This is a post on moving tables from one schema to another in SQL Server. A semi-rare task for myself, although it could be more frequent for those who use schemas for things like staging tables/versioning.
This is a post on installing SQL Server via command; I have a Windows Server 2016 Core running on a local Hyper-V test environment, and I’m installing SQL Server 2019, then uninstalling it.
When a database file gets full and it needs more space, a growth event will happen. The size of said database growth can be set within the database options, or can be done using the ALTER DATABASE statement as shown below.
Setting maximum database file sizes in SQL Server is something you’d ideally not have to set, but it’s a good last resort option available if you need it.
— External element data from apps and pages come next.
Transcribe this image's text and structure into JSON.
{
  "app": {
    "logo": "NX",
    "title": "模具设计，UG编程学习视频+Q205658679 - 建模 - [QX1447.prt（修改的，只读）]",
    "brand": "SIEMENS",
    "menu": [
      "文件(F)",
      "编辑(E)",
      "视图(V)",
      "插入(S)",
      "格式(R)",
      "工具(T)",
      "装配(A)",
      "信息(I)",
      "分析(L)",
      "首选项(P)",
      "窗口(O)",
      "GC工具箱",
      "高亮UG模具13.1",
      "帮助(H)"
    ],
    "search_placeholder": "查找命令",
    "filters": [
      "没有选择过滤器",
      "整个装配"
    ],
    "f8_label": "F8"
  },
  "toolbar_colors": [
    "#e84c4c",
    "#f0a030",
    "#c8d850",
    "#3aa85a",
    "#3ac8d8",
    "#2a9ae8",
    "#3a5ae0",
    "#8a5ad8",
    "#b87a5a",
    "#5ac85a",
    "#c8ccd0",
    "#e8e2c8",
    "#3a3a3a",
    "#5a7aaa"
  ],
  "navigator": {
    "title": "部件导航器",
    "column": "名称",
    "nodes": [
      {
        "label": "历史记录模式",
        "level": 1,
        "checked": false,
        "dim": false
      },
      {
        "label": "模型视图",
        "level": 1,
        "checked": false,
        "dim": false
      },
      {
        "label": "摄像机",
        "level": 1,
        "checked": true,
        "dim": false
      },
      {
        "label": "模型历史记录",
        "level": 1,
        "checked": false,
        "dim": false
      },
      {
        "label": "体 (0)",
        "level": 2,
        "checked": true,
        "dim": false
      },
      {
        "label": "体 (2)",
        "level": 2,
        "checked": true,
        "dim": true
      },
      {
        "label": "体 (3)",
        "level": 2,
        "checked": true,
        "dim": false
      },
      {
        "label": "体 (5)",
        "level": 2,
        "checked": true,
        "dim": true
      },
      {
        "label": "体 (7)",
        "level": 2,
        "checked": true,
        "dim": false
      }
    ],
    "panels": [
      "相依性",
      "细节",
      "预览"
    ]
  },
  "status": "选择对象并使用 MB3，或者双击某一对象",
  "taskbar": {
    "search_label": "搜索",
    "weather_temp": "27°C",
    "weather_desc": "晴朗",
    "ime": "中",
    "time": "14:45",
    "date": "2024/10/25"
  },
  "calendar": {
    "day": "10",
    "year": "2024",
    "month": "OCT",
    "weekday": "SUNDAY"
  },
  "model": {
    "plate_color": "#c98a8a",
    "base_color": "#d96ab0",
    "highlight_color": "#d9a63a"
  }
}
It’s a solid best practise to have TempDB files stored in separate drive, away from your C: drive. This is because TempDB can grow very large, very quickly (within minutes);